By the time he arrived in Italy, Rossellini discovered the rights to the novel belonged to someone else, and began drafting a treatment that incorporated some of the themes of her work.  His lack of a firm plan, and his reluctance to even give his actors dialogue undermined the professionalism of both of his leads.  Bergman was used to it, although it was clearly a struggle for her throughout their collaborations.  But, Sanders was upset, talking nightly to his psychiatrist, and to his wife, Zsa-Zsa Gabor, who was invited to come in the hopes of cheering him up.  Finally, Rossellini consoled him, “What are you getting so depressed about, at the worst you’ll have made one more bad film—nothing worse than that can happen…we’ve all made good films and bad films. So, well make another bad one” (Brunette 157).  The director confessed later that it was Sanders’ black moods and not his actor’s persona that made him perfect for the film.  Sanders later discovered that financial backing for the film was contingent upon his being in it.

This film has no plot, it is a series of observations of a couple’s fracturing relationship.  Leo Braudy wrote, it contains “some of the most abrasive scenes between a man and a woman that have ever been filmed.  But, it is an abrasion of boredoms…” (Brunette 160).  The characters have no back story, because their role is symbolic, Alex represents the “soulless materialism that…was for Rossellini the chief evil of post-war European society.  Alex is constantly thinking of his business affairs and worrying about the time he is wasting in Italy, a country he views as the epitome of laziness and lack of industry.  His wife is a romantic, with a completely opposite view of Italy.  Italy is both these things, and neither, sensual, life-affirming and chaotic.  The Joyces spend a great deal of time in their car, traversing Italy but isolated from it.  They don’t know Italy, and don’t want to know it, it’s too emotional, too foreign.  Katherine’s wanderings confront passions that alarm her.
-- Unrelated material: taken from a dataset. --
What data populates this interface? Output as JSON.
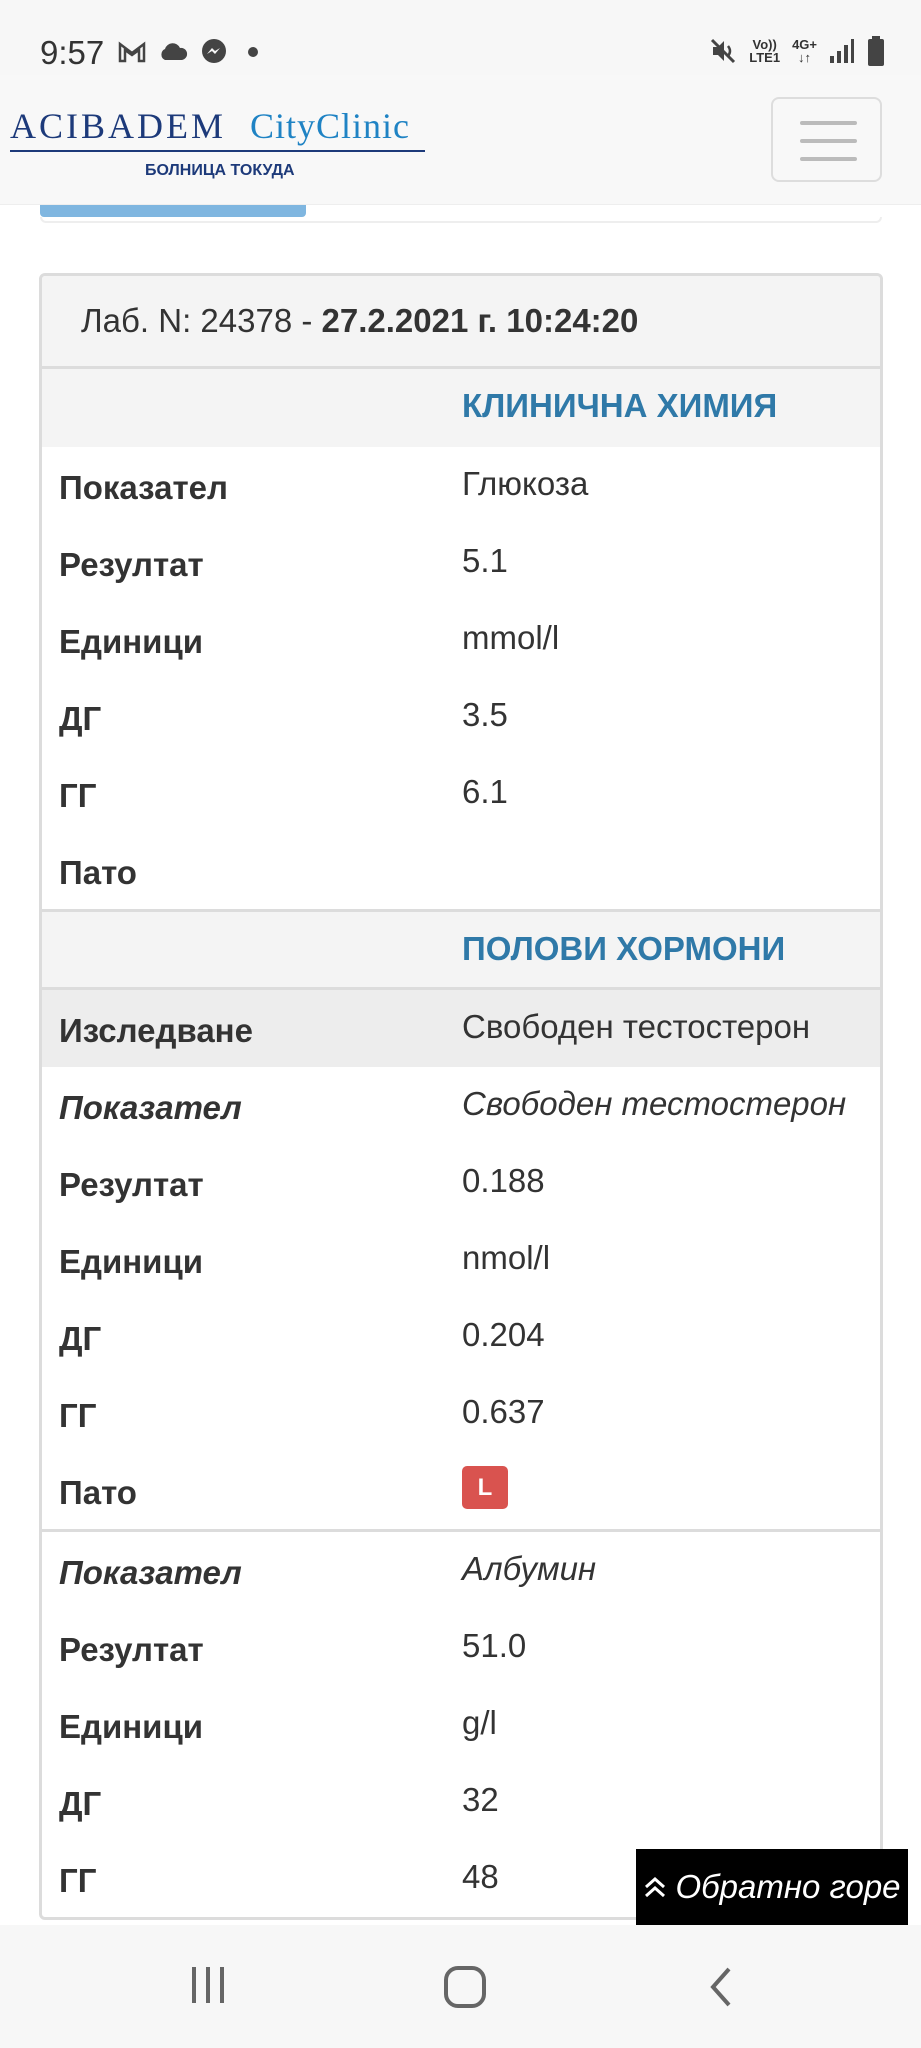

Katherine’s leopard coat shows that she is at heart a wild creature, tamed by her marriage.

Rossellini wanted the scenes of wandering and looking at historic sites to convey a clash of civilizations.  He disdained the Hollywood technique of master shot, medium shot, close up, reaction shot.  Sometimes, you cannot see what Katherine’s character is seeing, only the expression on her face.  Each of the five tourist site visits, The National Archelogical Museum, the site of the Cumean Sibyl, the lava fields near Vesuvius, the Fontanelle catacombs and the excavations at Pompeii reveal something significant about Katherine and her relationship to her husband.  According to one writer, David Smit, this resulted at least in one spectacular scene, in which the shots at the excavation at Pompeii were planned, but not what would be revealed (Smit 168).
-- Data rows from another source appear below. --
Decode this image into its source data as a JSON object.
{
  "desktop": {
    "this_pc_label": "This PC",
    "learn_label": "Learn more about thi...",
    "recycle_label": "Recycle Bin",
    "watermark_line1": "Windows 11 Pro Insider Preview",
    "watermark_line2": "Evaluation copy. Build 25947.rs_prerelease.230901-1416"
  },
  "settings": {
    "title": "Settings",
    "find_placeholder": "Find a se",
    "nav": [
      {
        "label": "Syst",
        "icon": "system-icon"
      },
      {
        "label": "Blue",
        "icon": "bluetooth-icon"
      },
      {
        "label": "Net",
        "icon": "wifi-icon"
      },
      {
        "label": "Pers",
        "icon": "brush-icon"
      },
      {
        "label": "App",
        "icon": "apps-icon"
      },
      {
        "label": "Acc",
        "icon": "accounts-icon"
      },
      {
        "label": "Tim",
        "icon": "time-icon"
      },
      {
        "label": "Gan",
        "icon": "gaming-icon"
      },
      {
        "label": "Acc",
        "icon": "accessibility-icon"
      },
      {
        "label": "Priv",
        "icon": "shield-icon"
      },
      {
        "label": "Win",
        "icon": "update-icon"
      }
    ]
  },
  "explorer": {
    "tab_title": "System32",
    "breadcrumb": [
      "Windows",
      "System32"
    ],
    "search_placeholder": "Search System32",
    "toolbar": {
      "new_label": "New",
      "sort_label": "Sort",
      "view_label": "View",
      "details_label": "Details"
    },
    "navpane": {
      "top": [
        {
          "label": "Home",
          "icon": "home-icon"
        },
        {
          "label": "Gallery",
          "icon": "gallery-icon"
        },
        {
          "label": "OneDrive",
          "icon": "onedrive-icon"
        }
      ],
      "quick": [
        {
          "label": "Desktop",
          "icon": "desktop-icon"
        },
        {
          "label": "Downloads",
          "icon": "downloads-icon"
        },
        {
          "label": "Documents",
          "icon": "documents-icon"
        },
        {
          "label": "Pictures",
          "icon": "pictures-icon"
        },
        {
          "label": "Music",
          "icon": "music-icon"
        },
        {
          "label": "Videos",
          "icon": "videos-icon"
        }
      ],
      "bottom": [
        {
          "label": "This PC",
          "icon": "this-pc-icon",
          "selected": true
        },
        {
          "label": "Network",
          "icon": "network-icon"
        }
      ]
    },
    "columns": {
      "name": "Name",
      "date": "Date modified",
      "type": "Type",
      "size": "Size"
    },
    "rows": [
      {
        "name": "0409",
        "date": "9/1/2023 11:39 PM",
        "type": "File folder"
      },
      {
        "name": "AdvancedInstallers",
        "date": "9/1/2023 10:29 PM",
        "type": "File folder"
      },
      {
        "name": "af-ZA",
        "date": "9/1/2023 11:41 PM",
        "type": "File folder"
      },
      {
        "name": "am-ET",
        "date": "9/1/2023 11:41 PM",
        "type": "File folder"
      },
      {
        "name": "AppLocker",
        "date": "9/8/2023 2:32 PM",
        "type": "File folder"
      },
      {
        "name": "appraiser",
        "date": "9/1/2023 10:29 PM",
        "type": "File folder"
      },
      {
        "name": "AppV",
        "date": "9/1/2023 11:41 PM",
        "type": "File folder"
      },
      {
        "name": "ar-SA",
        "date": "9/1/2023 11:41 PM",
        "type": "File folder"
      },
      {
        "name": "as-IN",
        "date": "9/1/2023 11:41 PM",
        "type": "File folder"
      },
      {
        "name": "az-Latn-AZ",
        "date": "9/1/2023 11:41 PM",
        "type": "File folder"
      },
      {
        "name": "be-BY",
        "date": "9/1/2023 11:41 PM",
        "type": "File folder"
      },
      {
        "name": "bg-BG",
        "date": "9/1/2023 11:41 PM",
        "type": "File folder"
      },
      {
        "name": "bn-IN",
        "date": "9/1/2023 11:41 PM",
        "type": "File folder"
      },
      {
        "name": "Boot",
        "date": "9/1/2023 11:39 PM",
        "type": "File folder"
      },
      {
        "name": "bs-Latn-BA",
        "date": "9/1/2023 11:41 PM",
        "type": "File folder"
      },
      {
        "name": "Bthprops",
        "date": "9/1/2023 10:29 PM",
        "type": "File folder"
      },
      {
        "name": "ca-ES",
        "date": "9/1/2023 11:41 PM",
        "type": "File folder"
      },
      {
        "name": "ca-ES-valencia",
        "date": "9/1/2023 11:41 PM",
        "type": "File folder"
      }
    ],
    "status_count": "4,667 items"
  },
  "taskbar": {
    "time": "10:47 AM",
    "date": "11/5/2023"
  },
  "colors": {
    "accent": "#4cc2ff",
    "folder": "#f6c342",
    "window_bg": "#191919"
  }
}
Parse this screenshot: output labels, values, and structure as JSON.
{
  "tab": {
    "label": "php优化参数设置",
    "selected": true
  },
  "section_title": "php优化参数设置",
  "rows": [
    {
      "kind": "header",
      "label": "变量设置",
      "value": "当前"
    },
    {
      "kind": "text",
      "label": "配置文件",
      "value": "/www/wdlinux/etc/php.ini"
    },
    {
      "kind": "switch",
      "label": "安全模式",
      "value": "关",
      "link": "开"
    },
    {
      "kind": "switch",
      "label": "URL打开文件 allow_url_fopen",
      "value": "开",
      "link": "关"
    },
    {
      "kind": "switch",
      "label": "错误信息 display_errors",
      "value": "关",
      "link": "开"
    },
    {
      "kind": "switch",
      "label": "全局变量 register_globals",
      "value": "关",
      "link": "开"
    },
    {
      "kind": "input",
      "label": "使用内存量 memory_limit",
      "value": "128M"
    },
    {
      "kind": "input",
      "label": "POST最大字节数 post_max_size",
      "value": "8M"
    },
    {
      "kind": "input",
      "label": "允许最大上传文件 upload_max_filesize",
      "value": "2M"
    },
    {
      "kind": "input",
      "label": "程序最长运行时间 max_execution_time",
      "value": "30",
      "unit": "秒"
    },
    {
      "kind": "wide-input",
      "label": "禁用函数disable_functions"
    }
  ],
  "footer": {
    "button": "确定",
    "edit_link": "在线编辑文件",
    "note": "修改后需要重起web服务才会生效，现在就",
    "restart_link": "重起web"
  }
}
Bergman recalled, “The one (of her Rossellini films) I didn’t particularly like, Voyage to Italy, is now shown very often on the television and is considered an extremely avant garde picture for its time. But at the time I didn’t enjoy it. George Sanders, too was very unhappy and couldn’t get into the mood of improvisation–he was a problem on the picture and everything was very difficult. I’m surprised now that it is well received. I never thought that would happen (Rossellini and Schirmer 29).

Viaggio in Italia will never become a popular film. Rossellini’s avoidance of transitional dramatic construction with its increase of narrative suspense toward a resounding climax, the flat delivery of the English dialogue and the essentially anti-theatrical acting style of his case, his long takes and avoidance of climactic editing techniques, and his emphasis on minute psychological nuances in the lives of vapid and superficial protagonist will never result in box office appeal in any commercial cinematic culture”  (Bondanella 111).
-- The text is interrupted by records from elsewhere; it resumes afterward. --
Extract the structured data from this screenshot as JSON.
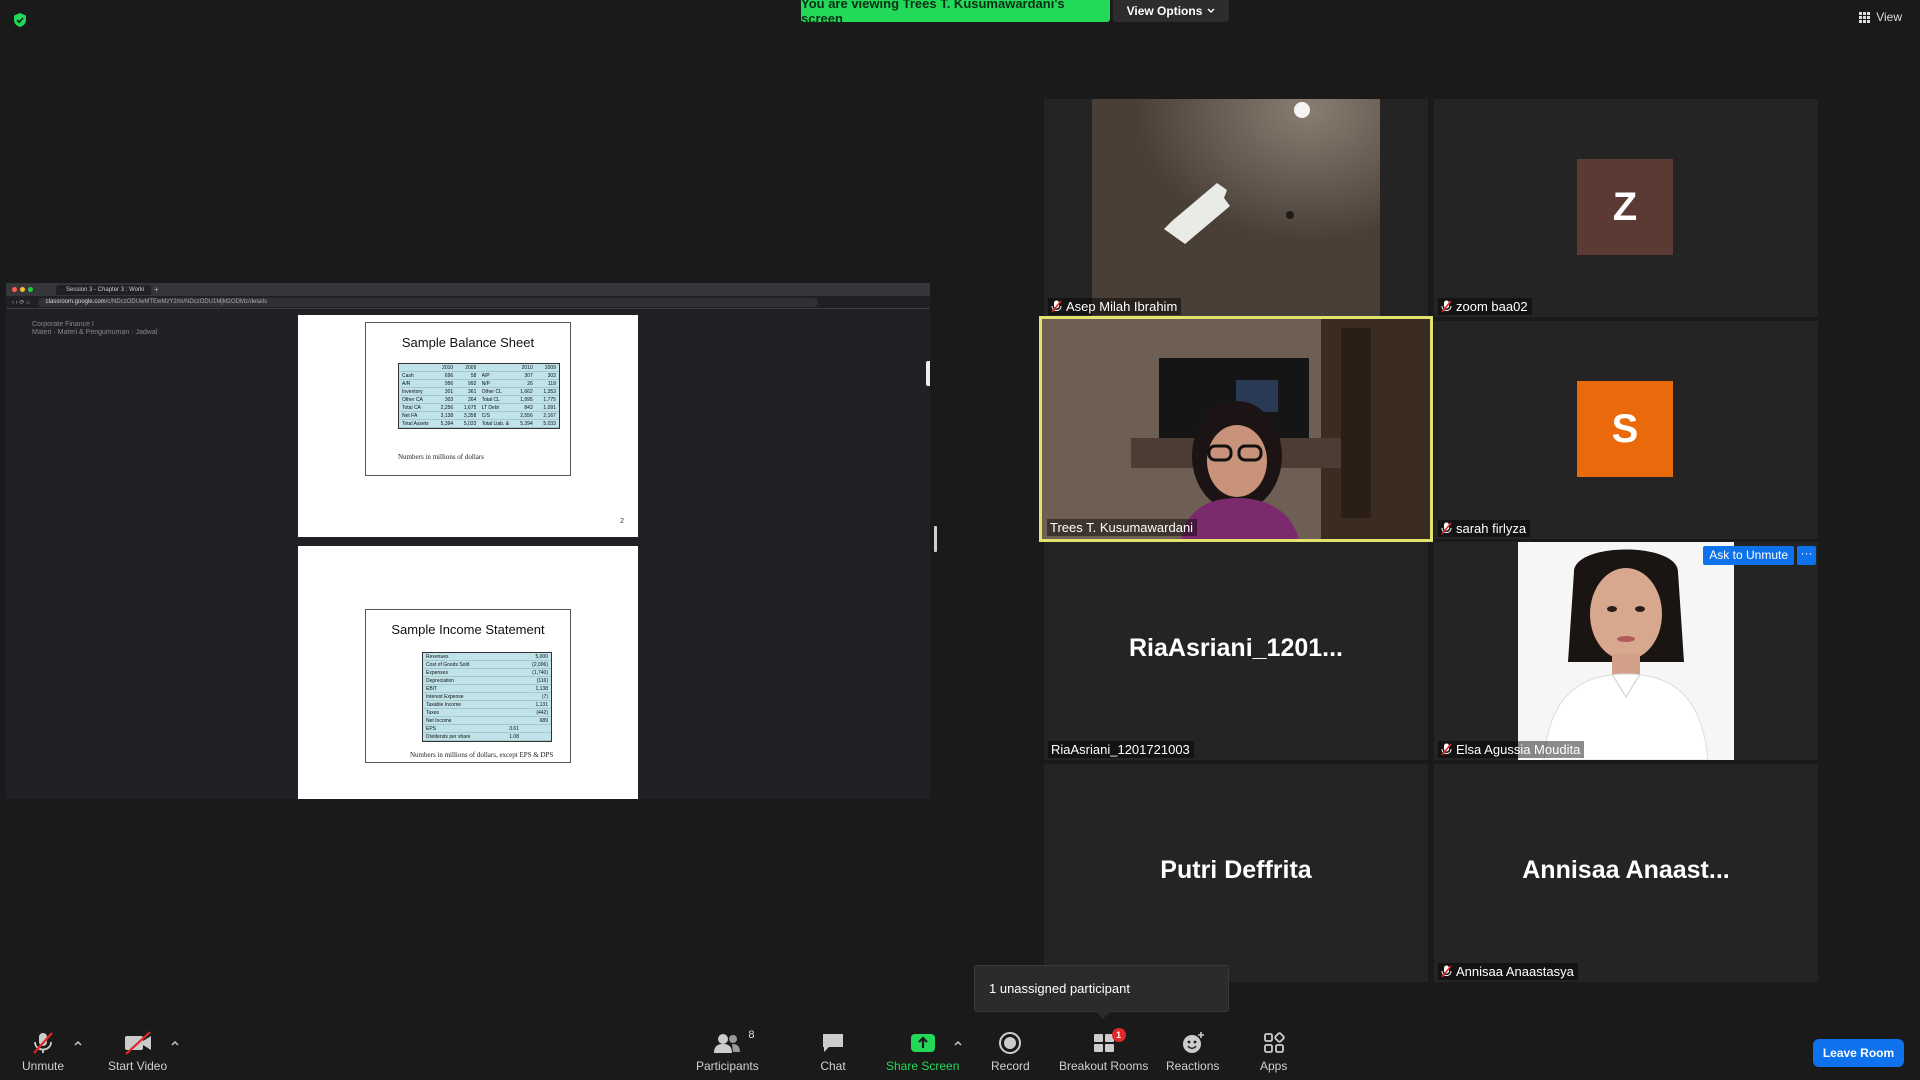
{
  "banner": {
    "sharing_text": "You are viewing Trees T. Kusumawardani's screen",
    "view_options": "View Options",
    "view_label": "View"
  },
  "shared_screen": {
    "tab_title": "Session 3 - Chapter 3 : Worki",
    "url_host": "classroom.google.com",
    "url_path": "/c/NDczODUwMTEwMzY2/m/NDczODU1MjM2ODMz/details",
    "classroom_title": "Corporate Finance I",
    "classroom_sub": "Materi · Materi & Pengumuman · Jadwal",
    "slide1": {
      "title": "Sample Balance Sheet",
      "header": [
        "",
        "2010",
        "2009",
        "",
        "2010",
        "2009"
      ],
      "rows": [
        [
          "Cash",
          "696",
          "58",
          "A/P",
          "307",
          "303"
        ],
        [
          "A/R",
          "956",
          "992",
          "N/P",
          "26",
          "119"
        ],
        [
          "Inventory",
          "301",
          "361",
          "Other CL",
          "1,662",
          "1,353"
        ],
        [
          "Other CA",
          "303",
          "264",
          "Total CL",
          "1,995",
          "1,775"
        ],
        [
          "Total CA",
          "2,256",
          "1,675",
          "LT Debt",
          "843",
          "1,091"
        ],
        [
          "Net FA",
          "3,138",
          "3,358",
          "C/S",
          "2,556",
          "2,167"
        ],
        [
          "Total Assets",
          "5,394",
          "5,033",
          "Total Liab. & Equity",
          "5,394",
          "5,033"
        ]
      ],
      "note": "Numbers in millions of dollars",
      "page": "2"
    },
    "slide2": {
      "title": "Sample Income Statement",
      "rows": [
        [
          "Revenues",
          "",
          "5,000"
        ],
        [
          "Cost of Goods Sold",
          "",
          "(2,006)"
        ],
        [
          "Expenses",
          "",
          "(1,740)"
        ],
        [
          "Depreciation",
          "",
          "(116)"
        ],
        [
          "EBIT",
          "",
          "1,138"
        ],
        [
          "Interest Expense",
          "",
          "(7)"
        ],
        [
          "Taxable Income",
          "",
          "1,131"
        ],
        [
          "Taxes",
          "",
          "(442)"
        ],
        [
          "Net Income",
          "",
          "689"
        ],
        [
          "EPS",
          "3.61",
          ""
        ],
        [
          "Dividends per share",
          "1.08",
          ""
        ]
      ],
      "note": "Numbers in millions of dollars, except EPS & DPS"
    }
  },
  "participants_grid": [
    {
      "name": "Asep Milah Ibrahim",
      "muted": true,
      "kind": "video"
    },
    {
      "name": "zoom baa02",
      "muted": true,
      "kind": "avatar",
      "initial": "Z",
      "color": "#5a3a33"
    },
    {
      "name": "Trees T. Kusumawardani",
      "muted": false,
      "kind": "video-speaker"
    },
    {
      "name": "sarah firlyza",
      "muted": true,
      "kind": "avatar",
      "initial": "S",
      "color": "#ea6a0b"
    },
    {
      "name": "RiaAsriani_1201721003",
      "display": "RiaAsriani_1201...",
      "muted": false,
      "kind": "name"
    },
    {
      "name": "Elsa Agussia Moudita",
      "muted": true,
      "kind": "photo",
      "ask_unmute": "Ask to Unmute",
      "more": "···"
    },
    {
      "name": "Putri Deffrita",
      "display": "Putri Deffrita",
      "muted": false,
      "kind": "name-only"
    },
    {
      "name": "Annisaa Anaastasya",
      "display": "Annisaa  Anaast...",
      "muted": true,
      "kind": "name"
    }
  ],
  "popup": {
    "text": "1 unassigned participant"
  },
  "toolbar": {
    "unmute": "Unmute",
    "start_video": "Start Video",
    "participants": "Participants",
    "participants_count": "8",
    "chat": "Chat",
    "share_screen": "Share Screen",
    "record": "Record",
    "breakout_rooms": "Breakout Rooms",
    "breakout_badge": "1",
    "reactions": "Reactions",
    "apps": "Apps",
    "leave": "Leave Room"
  },
  "colors": {
    "share_green": "#23d959",
    "zoom_blue": "#0e72ed",
    "speaker_outline": "#e2e36f",
    "badge_red": "#e02828"
  }
}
Ingrid Bergman by David Thomson, Films of Ingrid Bergman by Lawrence J. Quirk, Ingrid Bergman: My Story by Ingrid Bergman and Alan Burgess, Ingrid Bergman: The Life, Career and Public Image, by David Smit, “Saint Ingrid at the Stake” by Stephan Gundle in Roberto Rossellini: Magician of the Real edited by David Forgacs, Sarah Lutton and Geoffrey Nowell-Smith, Roberto Rossellini by Peter Brunette, The Films of Roberto Rossellini by Peter Bondanella, Ingrid Bergman: A Life in Pictures edited by Isabella Rossellini and Lothar Schirmer.